The Dixie Chicks are no stranger to controversy. As they came to express more of their progressive social and political views over time, they found themselves increasingly out of step with many in their country and western fan base, most of whom are culturally and politically conservative. Their 1999 song "Goodbye Earl" was a humorously rendered story about dealing with an abusive husband by literally eliminating him. That, and their lusty song "Sin Wagon", were banned from a number of country radio stations. In turn, the group's 2002 song "Long Time Gone" criticized many country stations for failing to play country classics.

In March 2003 Maines made a fateful remark in public that made news around the world. On the eve of the invasion of Iraq, many Americans were gearing up to support the impending war while many others were opposed to it. In contrast, most Europeans thought the war was ill-conceived, and assumed that all Americans were united in supporting their President's war policy. While in London, Maines commented on the approaching war and the man who was leading it: "Just so you know, we're ashamed the President of the United States is from Texas."

Many country music fans were upset, and considered this remark, its timing and its venue, to be virtually treasonous. Natalie tried apologizing for her comment but to no avail. Many country music stations banned all Dixie Chick music.
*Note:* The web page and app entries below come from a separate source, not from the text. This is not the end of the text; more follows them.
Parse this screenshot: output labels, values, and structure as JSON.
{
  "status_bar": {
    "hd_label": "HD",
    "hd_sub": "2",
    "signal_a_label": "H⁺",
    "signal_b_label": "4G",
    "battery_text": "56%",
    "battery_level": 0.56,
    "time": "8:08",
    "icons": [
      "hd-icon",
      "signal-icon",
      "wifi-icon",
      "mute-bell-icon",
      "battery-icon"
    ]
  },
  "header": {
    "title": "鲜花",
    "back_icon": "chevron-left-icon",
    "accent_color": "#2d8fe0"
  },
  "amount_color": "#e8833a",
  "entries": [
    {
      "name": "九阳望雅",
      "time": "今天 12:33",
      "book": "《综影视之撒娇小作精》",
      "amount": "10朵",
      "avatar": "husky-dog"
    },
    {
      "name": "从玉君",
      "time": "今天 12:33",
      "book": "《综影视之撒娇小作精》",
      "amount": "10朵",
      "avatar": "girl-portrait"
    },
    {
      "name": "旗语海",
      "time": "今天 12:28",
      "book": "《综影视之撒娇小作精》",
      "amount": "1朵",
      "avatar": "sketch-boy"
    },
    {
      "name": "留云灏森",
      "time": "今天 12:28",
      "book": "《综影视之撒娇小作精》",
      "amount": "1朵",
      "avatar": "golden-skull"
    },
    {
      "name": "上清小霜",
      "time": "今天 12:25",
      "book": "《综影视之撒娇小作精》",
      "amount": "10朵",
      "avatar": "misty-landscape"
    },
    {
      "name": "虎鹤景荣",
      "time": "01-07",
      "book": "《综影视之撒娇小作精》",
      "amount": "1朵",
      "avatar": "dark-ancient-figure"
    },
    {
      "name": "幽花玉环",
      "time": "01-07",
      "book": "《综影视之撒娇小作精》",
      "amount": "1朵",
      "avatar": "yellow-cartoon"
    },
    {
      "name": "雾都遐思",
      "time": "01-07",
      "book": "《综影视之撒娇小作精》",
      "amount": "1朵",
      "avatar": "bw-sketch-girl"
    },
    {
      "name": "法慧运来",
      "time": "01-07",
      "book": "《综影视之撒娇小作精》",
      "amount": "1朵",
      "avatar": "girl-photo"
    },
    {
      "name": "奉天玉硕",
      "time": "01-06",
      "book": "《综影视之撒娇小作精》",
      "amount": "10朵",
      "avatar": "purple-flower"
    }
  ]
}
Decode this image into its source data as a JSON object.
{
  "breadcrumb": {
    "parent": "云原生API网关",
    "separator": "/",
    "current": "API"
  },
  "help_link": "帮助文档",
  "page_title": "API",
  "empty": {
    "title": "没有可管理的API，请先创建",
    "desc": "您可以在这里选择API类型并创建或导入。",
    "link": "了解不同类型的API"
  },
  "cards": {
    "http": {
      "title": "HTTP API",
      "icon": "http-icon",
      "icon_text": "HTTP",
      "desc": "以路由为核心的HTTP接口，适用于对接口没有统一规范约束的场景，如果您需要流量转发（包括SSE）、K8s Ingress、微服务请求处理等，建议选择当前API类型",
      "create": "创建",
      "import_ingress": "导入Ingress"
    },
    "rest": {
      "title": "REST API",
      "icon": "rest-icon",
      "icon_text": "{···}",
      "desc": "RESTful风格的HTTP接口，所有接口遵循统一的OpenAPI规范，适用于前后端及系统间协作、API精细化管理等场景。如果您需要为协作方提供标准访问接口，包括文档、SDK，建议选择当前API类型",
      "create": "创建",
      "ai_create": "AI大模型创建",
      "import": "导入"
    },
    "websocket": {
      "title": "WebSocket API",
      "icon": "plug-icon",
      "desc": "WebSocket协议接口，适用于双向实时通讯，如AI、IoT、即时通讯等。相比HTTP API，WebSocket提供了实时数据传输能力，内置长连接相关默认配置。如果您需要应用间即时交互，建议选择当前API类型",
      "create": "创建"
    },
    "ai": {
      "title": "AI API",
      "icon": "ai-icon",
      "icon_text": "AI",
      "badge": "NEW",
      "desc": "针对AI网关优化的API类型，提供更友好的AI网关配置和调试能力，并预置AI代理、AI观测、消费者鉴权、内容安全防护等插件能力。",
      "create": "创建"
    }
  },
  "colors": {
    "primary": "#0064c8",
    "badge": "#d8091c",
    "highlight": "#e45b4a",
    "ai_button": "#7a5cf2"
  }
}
Fans joined together to ceremoniously burn or crush their CDs. One conservative radio station sponsored an event where Dixie Chick CDs were by a bulldozer. Other country musicians stepped up to criticize the Chicks, notably Toby Keith and Reba McEntire. The Chicks received numerous death threats, and the front gate of Emily Robison's home was smashed in. Although the Chicks' ongoing concert tour proceeded without trouble, some music critics predicted the end of the Dixie Chicks' career.

In 2006 the Chicks began promoting their new album. By this time most Americans now had doubts about the wisdom of the Iraq War. Maines withdrew her previous public apology. The album's first single included the defiant lyrics "I'm not ready to make nice, I'm not ready to back down". There were further public exchanges between the Chicks and their critics. Despite very limited play on country radio, the new album debuted at #1 on Billboard's Country and overall Top 200 charts. Their concert was sold out in Europe, and in Toronto 20,000 tickets were sold in eight minutes. However, large venues in the American South and in the Chicks' native Texas had to be re-scheduled apparently due to lagging ticket sales in the region that was once their home base. The Dixie Chicks retain much popularity but it seems their underlying fan base has shifted.

The group can be seen in performance in the concert movie An Evening with the Dixie Chicks (2002) (TV) which is available on video.

Dixie Chicks Photos